Our success is evidenced in the pilot sessions we’ve hosted since Jenson8’s launch. We’ve had high-level seniors at global corporations acknowledge that their working style needs to change following a session with junior team members. Juniors have felt more comfortable and open to telling seniors how they feel about ways of working, how they’ve felt in uncomfortable situations, and sharing subsequent solutions to these issues.

This is how we know that our platform is having a genuine impact on individual, team and business growth, whilst also providing insight into how we can develop the platform even further so that Jenson8 continues to lead the way in immersive learning and development.

What top tips would you give to an individual who is trying to excel in their career in technology?

You are more than your job title and gender identification. While society has made it difficult for people to break away from the norm, I encourage you to be bold, go with and trust your instincts, and speak out. If it works great and if it doesn’t, then own it – take accountability for your actions. Your ambition and drive to succeed in the industry is key.

Also, look for companies that openly and actively support gender equality. Do your research and look for those that champion level transformation and role diversification.

Do you believe there are still barriers for success for women working in tech. If so, how can these barriers be overcome?

Inclusion must become part of the way we do business. Representation in tech is still much lower than it should be. While this is largely down to the business landscape, I firmly believe that equal representation stops in schools.

Women are extremely underrepresented in schools, and schools, as we know, are the starting point for emerging leaders, experts, and innovators. We must champion young people and engage them in STEM from the get-go.

What do you think companies can do to support and progress the careers of women working in technology?

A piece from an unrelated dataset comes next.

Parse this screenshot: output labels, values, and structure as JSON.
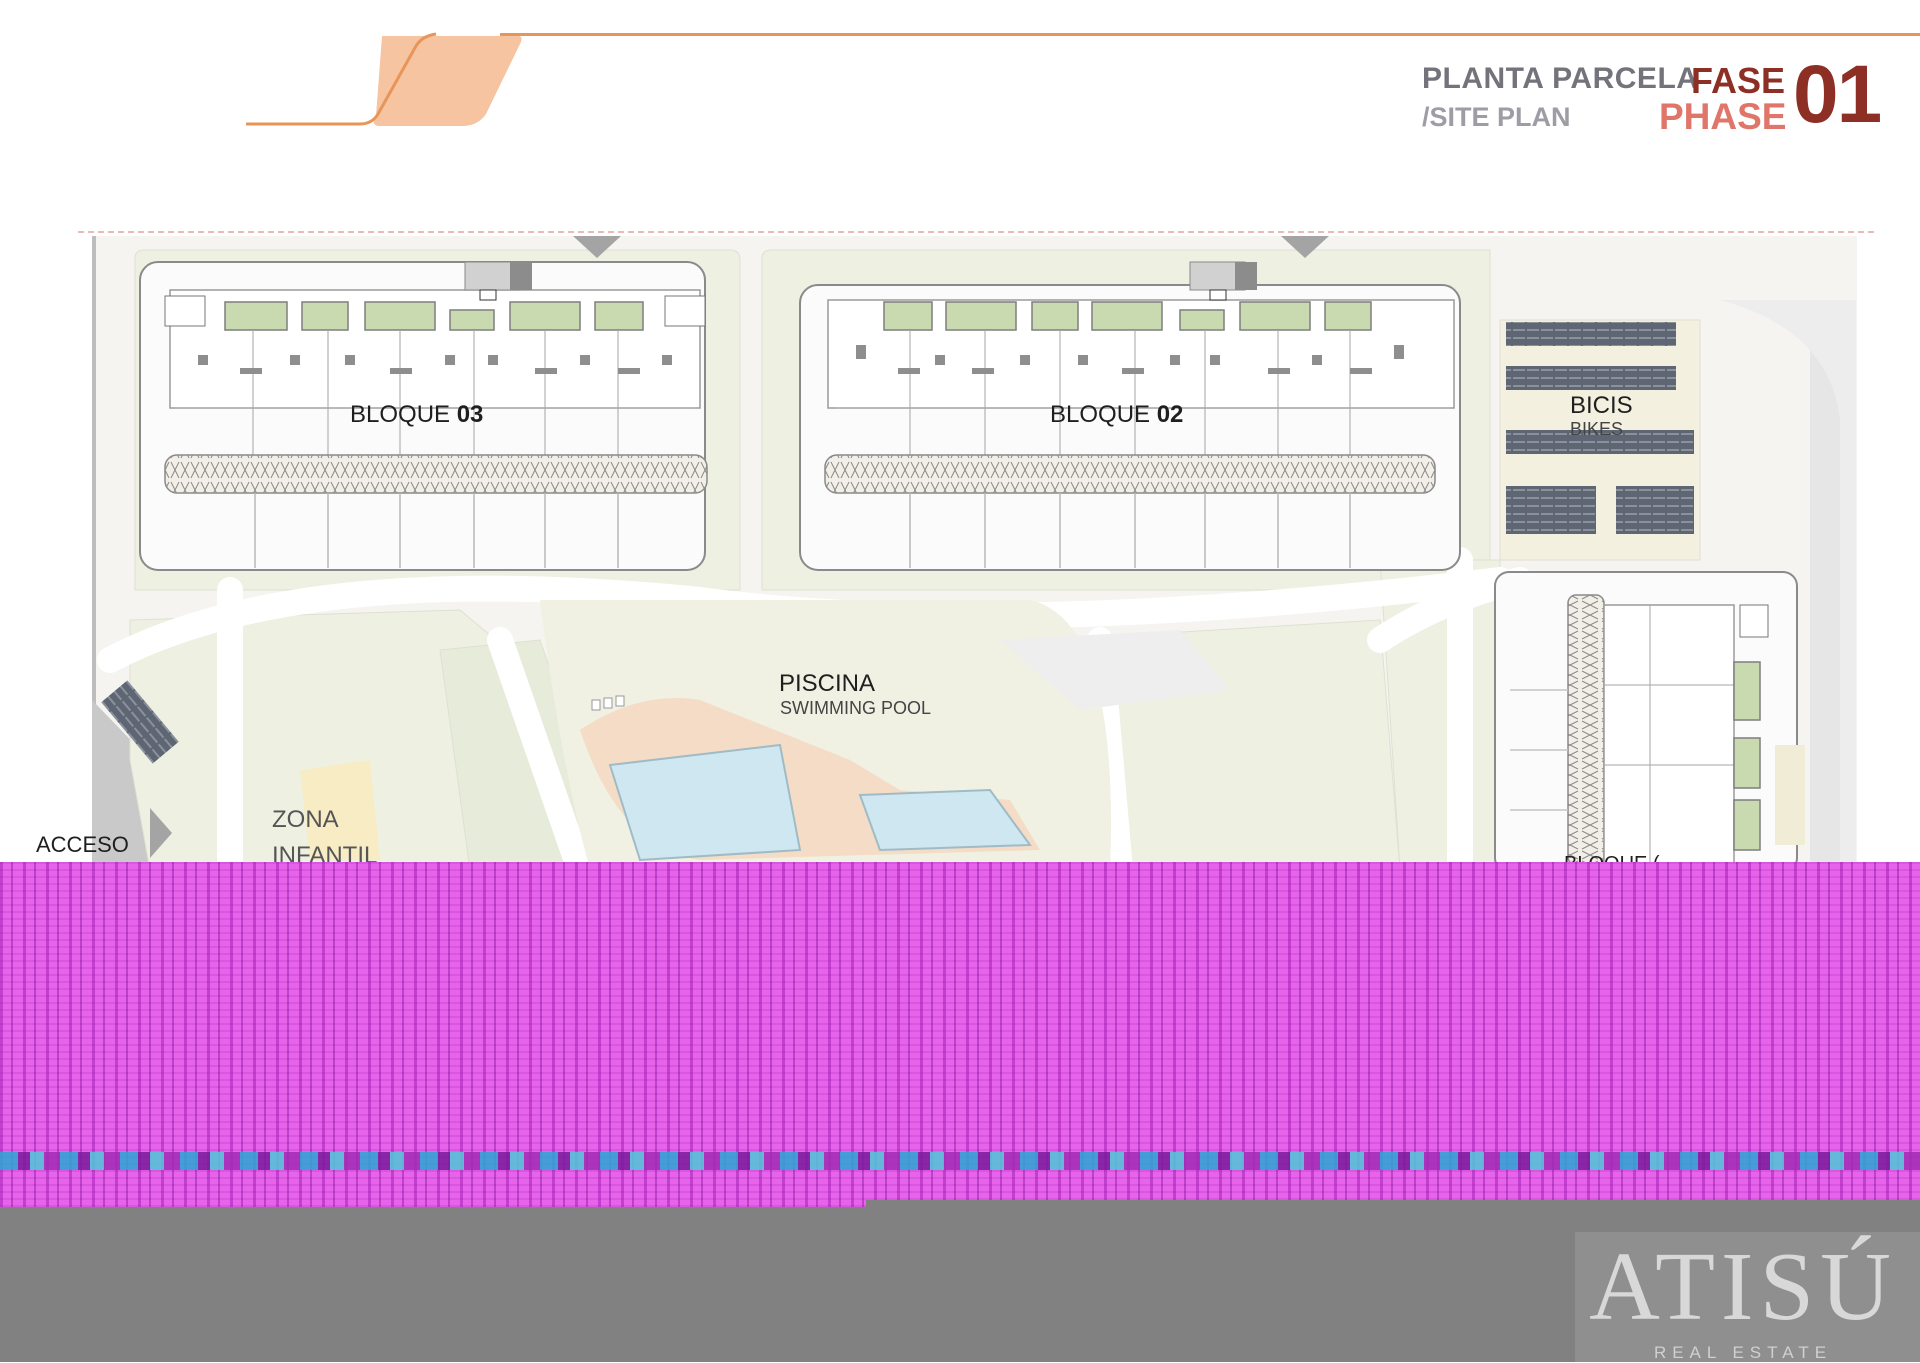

Creating an inclusive workplace is about creating safe spaces to discuss diversity and inclusion. One way you can do this is by providing resources for employees to learn more about diversity and inclusion. Mentoring programmes and networks allow individuals to understand the experiences of those around them and become aware of the current issues affecting underrepresented or marginalised groups. Clear actions from these groups can identify unconscious bias in the workplace and help organisations address it head-on. Adaptable and varied benefits that support everyone’s needs at various stages of their lives are also crucial in promoting an inclusive workplace.

Technology plays a big part in helping to bridge these gaps in industry by providing unique opportunities for teams to connect in unique and abstract environments. By implementing programs that use VR, for example, individuals can work together in an immersive team-building experience reaching beyond the normal limits of their workplace, leading to open discussions so that everyone feels comfortable enough to share their thoughts, ideas and suggestions.

You can’t build a diverse team unless everyone shares ownership in creating it together – including those at the top of the ladder!

There is currently only 15% of women working in tech. If you could wave a magic wand, what is the one thing you would do to accelerate the pace of change for women in the industry?

More transformational leadership is needed to act as the driving force behind diversity and inclusion.

Leadership is one of those words that can mean everything and nothing. While it doesn’t always come easily to everyone, senior business leaders can become agents of change by being bold, taking a risk and being courageous. There is an opportunity for everyone and anyone to step forward and lead, which is something that we encourage within and outside of Jenson8.

What resources do you recommend for women working in tech?

As an avid reader, I’m keen to recommend a few books that I’ve completed recently within the leadership and neuroscience in L&D space. These are: